That's because the beta of a stock indicates its volatility.
A beta of one (1) indicates the stock has the same volatility as the broader market and will therefore move with the market.
Anything higher than one means the stock is more volatile than the market. A stock with a beta of two or higher is considered a "high beta stock." A beta of less than one means the stock will experience less volatility than the market.
Most stock screeners provide the stock's beta for investors. Websites like Google Finance and Yahoo! Finance also provide this information.
But determining a stock's beta isn't the only thing you need to know. Investors also need to know how to apply this figure…
How to Analyze the Beta of a Stock
When analyzing the beta of a stock, you need to take into account the company's industry.
For instance, utility stocks tend to have low beta figures since that industry tends to have low volatility. Conversely, tech stocks typically have much higher beta figures.

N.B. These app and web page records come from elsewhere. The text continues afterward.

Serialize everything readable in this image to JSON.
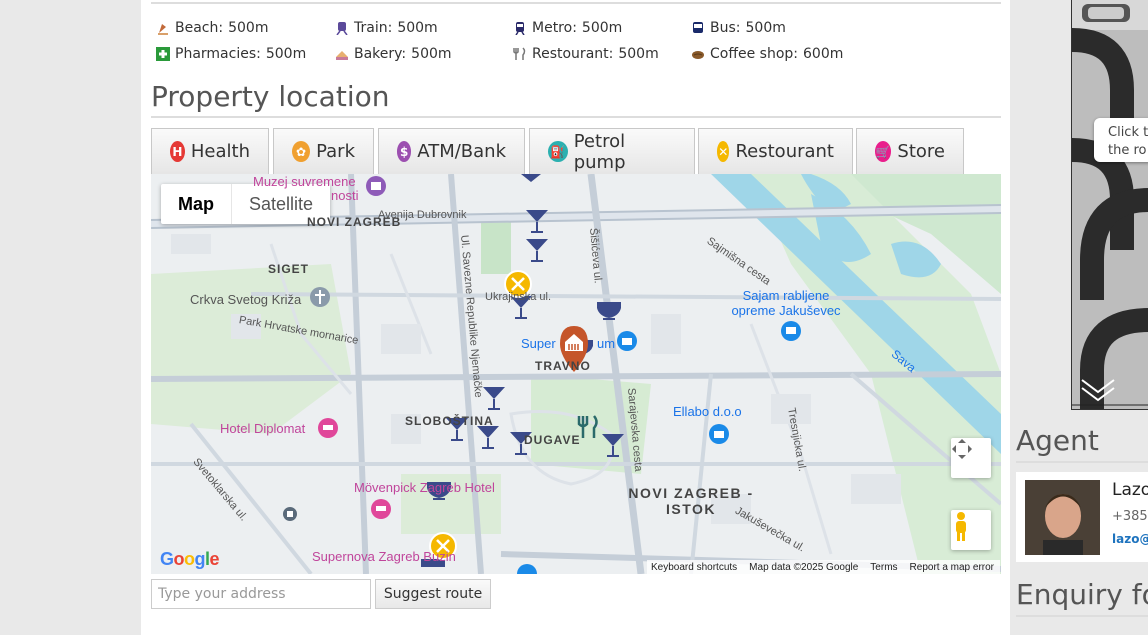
{
  "distances": [
    {
      "icon": "beach-icon",
      "label": "Beach:",
      "value": "500m"
    },
    {
      "icon": "train-icon",
      "label": "Train:",
      "value": "500m"
    },
    {
      "icon": "metro-icon",
      "label": "Metro:",
      "value": "500m"
    },
    {
      "icon": "bus-icon",
      "label": "Bus:",
      "value": "500m"
    },
    {
      "icon": "pharmacy-icon",
      "label": "Pharmacies:",
      "value": "500m"
    },
    {
      "icon": "bakery-icon",
      "label": "Bakery:",
      "value": "500m"
    },
    {
      "icon": "restaurant-icon",
      "label": "Restourant:",
      "value": "500m"
    },
    {
      "icon": "coffee-icon",
      "label": "Coffee shop:",
      "value": "600m"
    }
  ],
  "section_title": "Property location",
  "poi_tabs": [
    {
      "label": "Health",
      "icon": "health-icon",
      "color": "#e53935",
      "glyph": "H"
    },
    {
      "label": "Park",
      "icon": "park-icon",
      "color": "#f0a030",
      "glyph": "✿"
    },
    {
      "label": "ATM/Bank",
      "icon": "bank-icon",
      "color": "#9c4fb0",
      "glyph": "$"
    },
    {
      "label": "Petrol pump",
      "icon": "petrol-icon",
      "color": "#2bb0b0",
      "glyph": "⛽"
    },
    {
      "label": "Restourant",
      "icon": "restaurant-icon",
      "color": "#f5b800",
      "glyph": "✕"
    },
    {
      "label": "Store",
      "icon": "store-icon",
      "color": "#e91e8c",
      "glyph": "🛒"
    }
  ],
  "map": {
    "type_map": "Map",
    "type_satellite": "Satellite",
    "labels": {
      "muzej": "Muzej suvremene",
      "umjetnosti": "nosti",
      "novi_zagreb": "NOVI ZAGREB",
      "avenija": "Avenija Dubrovnik",
      "siget": "SIGET",
      "crkva": "Crkva Svetog Križa",
      "park_hrv": "Park Hrvatske mornarice",
      "ukrajinska": "Ukrajinska ul.",
      "super": "Super",
      "super2": "um",
      "travno": "TRAVNO",
      "sajam": "Sajam rabljene opreme Jakuševec",
      "sajmisna": "Sajmišna cesta",
      "sava": "Sava",
      "ellabo": "Ellabo d.o.o",
      "hotel_diplomat": "Hotel Diplomat",
      "slobostina": "SLOBOŠTINA",
      "dugave": "DUGAVE",
      "movenpick": "Mövenpick Zagreb Hotel",
      "supernova": "Supernova Zagreb Buzin",
      "novi_zagreb_istok": "NOVI ZAGREB - ISTOK",
      "jakusevecka": "Jakuševečka ul.",
      "sarajevska": "Sarajevska cesta",
      "savezne": "Ul. Savezne Republike Njemačke",
      "sisicev": "Šišićeva ul.",
      "svetoklarska": "Svetoklarska ul.",
      "tresnjicka": "Tresnjicka ul."
    },
    "google_logo": "Google",
    "attribution": {
      "shortcuts": "Keyboard shortcuts",
      "data": "Map data ©2025 Google",
      "terms": "Terms",
      "report": "Report a map error"
    }
  },
  "address_placeholder": "Type your address",
  "suggest_route": "Suggest route",
  "side_tip": {
    "line1": "Click to",
    "line2": "the ro"
  },
  "agent": {
    "title": "Agent",
    "name": "Lazo",
    "phone": "+385",
    "email": "lazo@"
  },
  "enquiry_title": "Enquiry fo"
}
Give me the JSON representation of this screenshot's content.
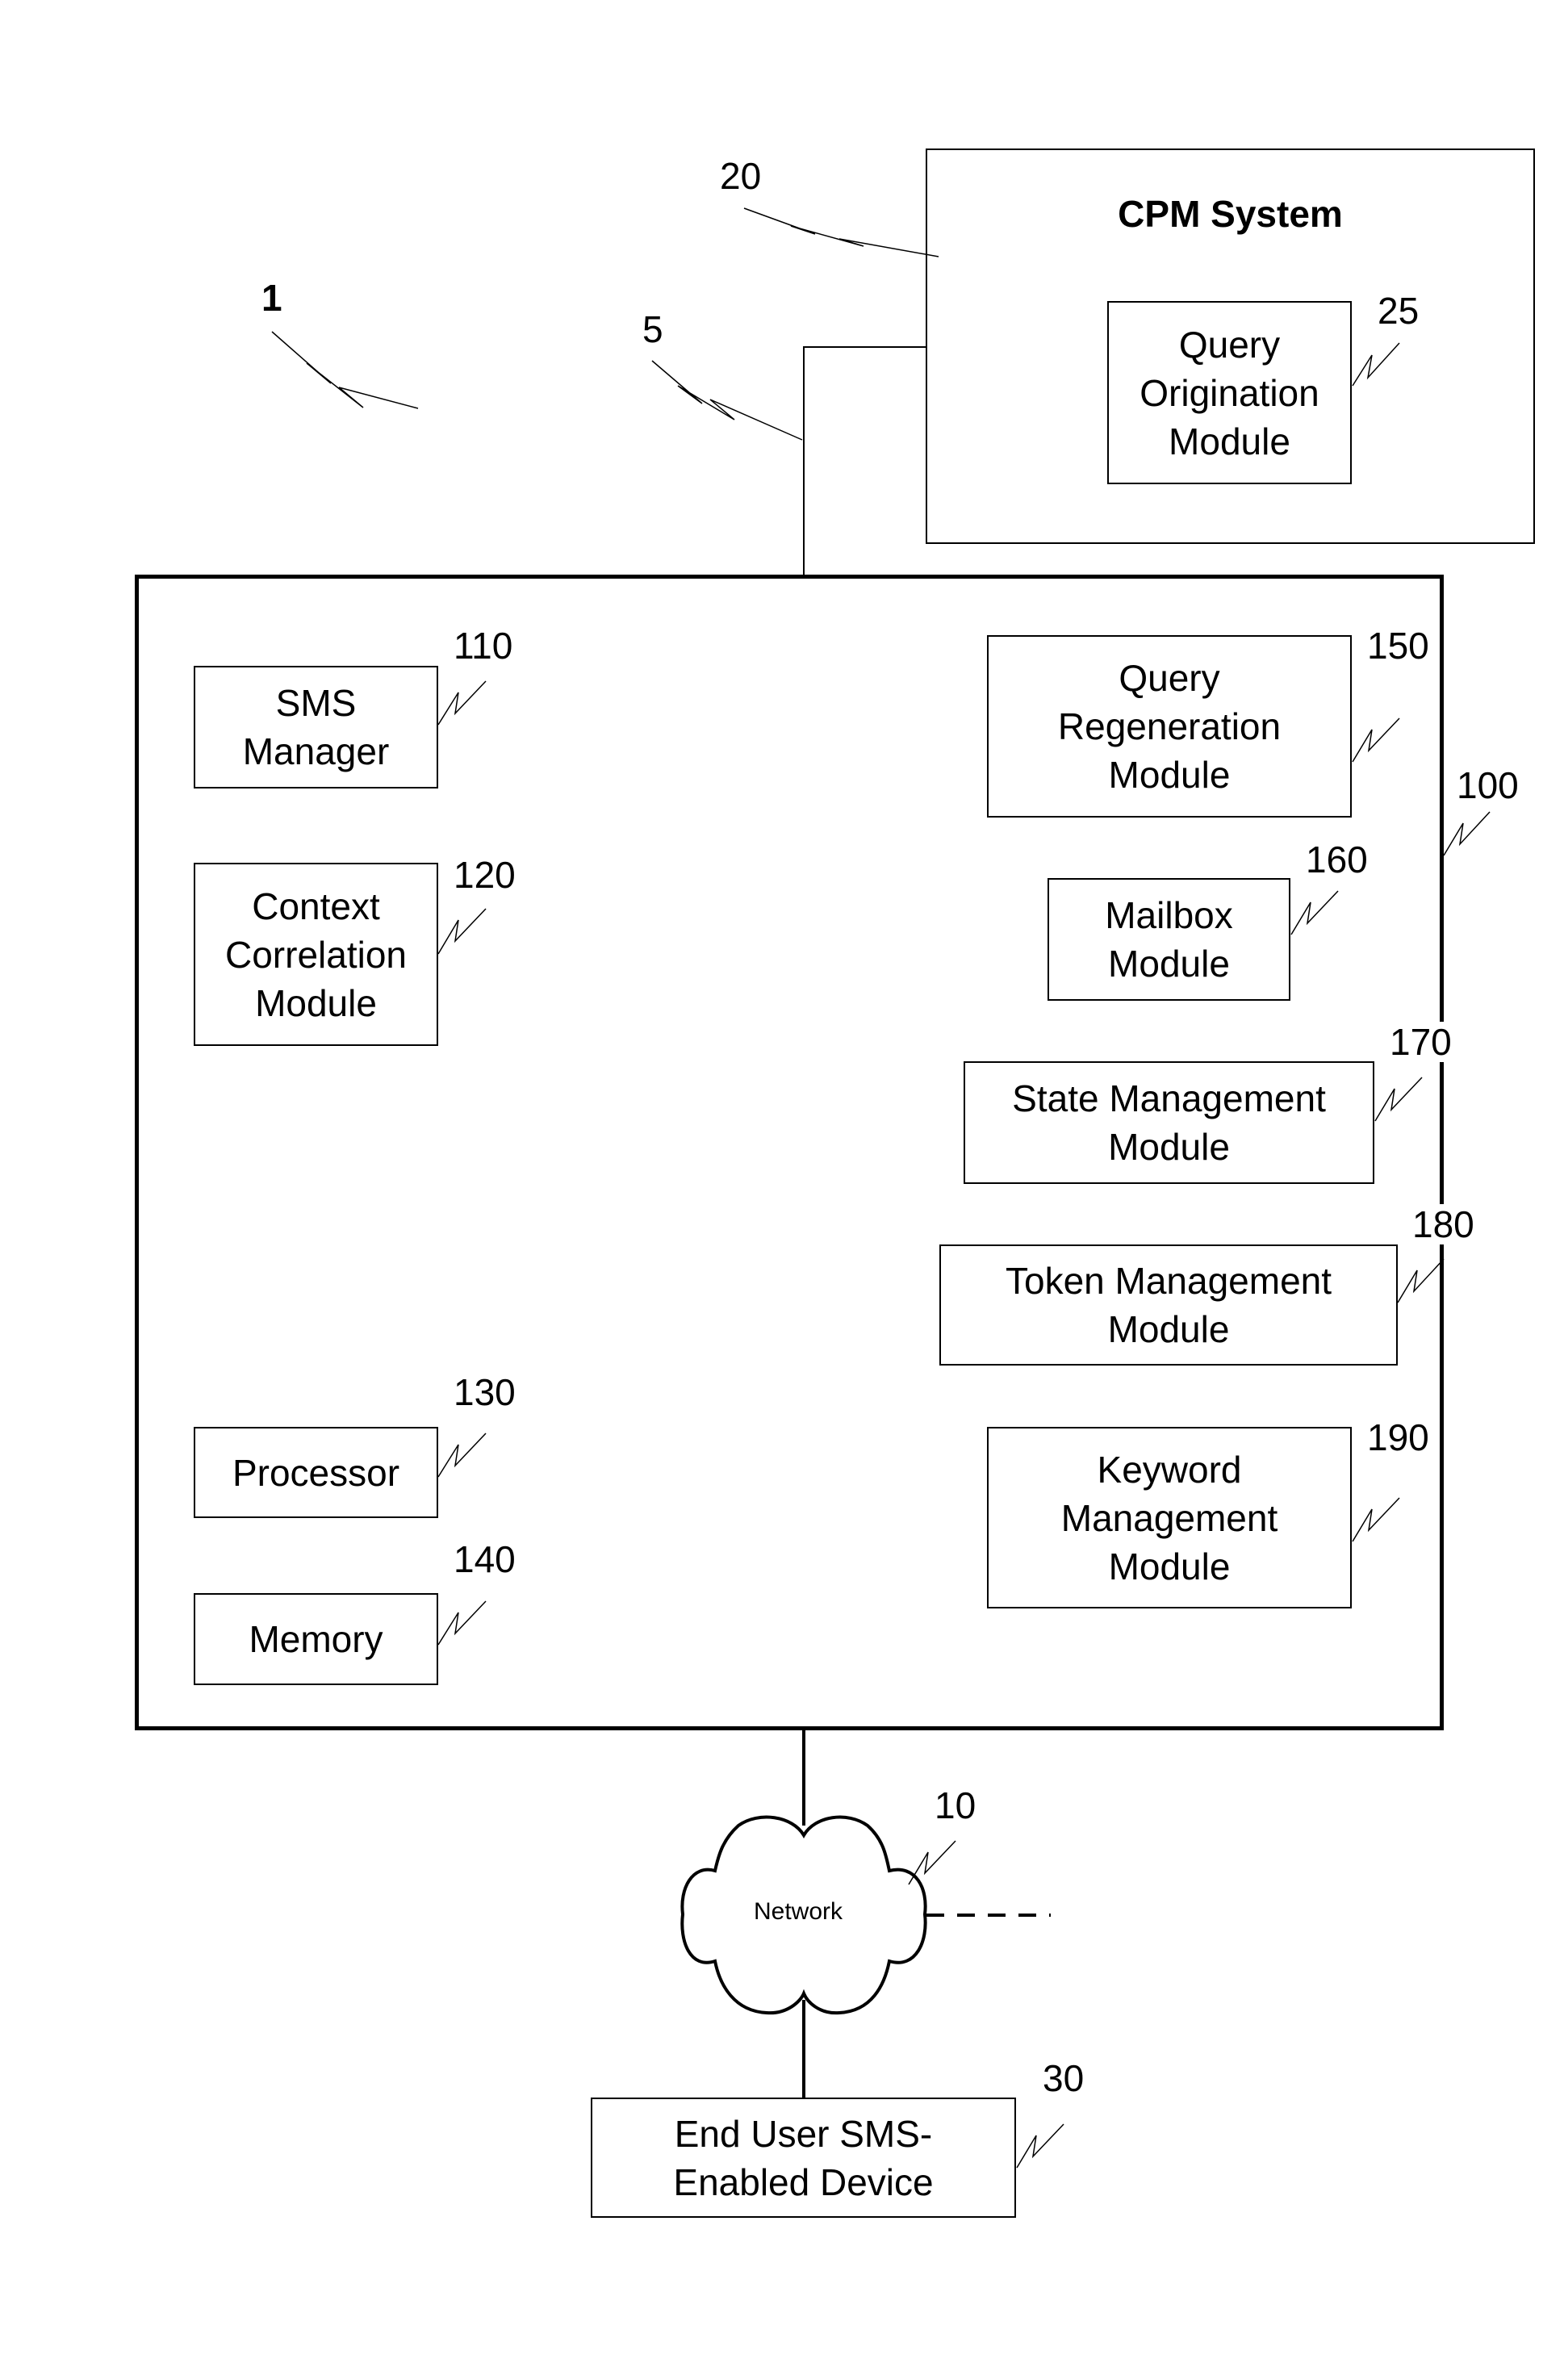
{
  "diagram": {
    "system_ref": "1",
    "connection_ref": "5",
    "cpm_system": {
      "title": "CPM System",
      "ref": "20",
      "query_origination": {
        "label": "Query\nOrigination\nModule",
        "ref": "25"
      }
    },
    "server": {
      "ref": "100",
      "left_modules": [
        {
          "label": "SMS\nManager",
          "ref": "110"
        },
        {
          "label": "Context\nCorrelation\nModule",
          "ref": "120"
        },
        {
          "label": "Processor",
          "ref": "130"
        },
        {
          "label": "Memory",
          "ref": "140"
        }
      ],
      "right_modules": [
        {
          "label": "Query\nRegeneration\nModule",
          "ref": "150"
        },
        {
          "label": "Mailbox\nModule",
          "ref": "160"
        },
        {
          "label": "State Management\nModule",
          "ref": "170"
        },
        {
          "label": "Token Management\nModule",
          "ref": "180"
        },
        {
          "label": "Keyword\nManagement\nModule",
          "ref": "190"
        }
      ]
    },
    "network": {
      "label": "Network",
      "ref": "10"
    },
    "end_user_device": {
      "label": "End User SMS-\nEnabled Device",
      "ref": "30"
    }
  }
}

Take the utility stock Public Service Enterprise Group Inc. (NYSE: PEG), for example. It's a $20 billion electric and natural gas holding company with a beta of 0.57 according to Yahoo! Finance. To find out how that beta rates, you'd have to compare it to similar utility companies like Pepco Holdings Inc. (NYSE: POM) and its 0.27 beta. Both of these utility stocks have low betas compared to the market, but PEG is more than twice as volatile as POM.
The same thing applies when looking at a different industry, like tech. Ambarella Inc. (Nasdaq: AMBA) and Tesla Motors Inc. (Nasdaq: TSLA) have betas of 1.21 and 1.16, respectively, according to Yahoo! Finance. While those betas are above one, they are still low compared to small tech companies, which tend to have much higher betas. SanDisk Corp. (Nasdaq: SNDK), for example, has a beta of 2.09.
While the beta of a stock is great for determining volatility, it should not be the only figure you research when investing…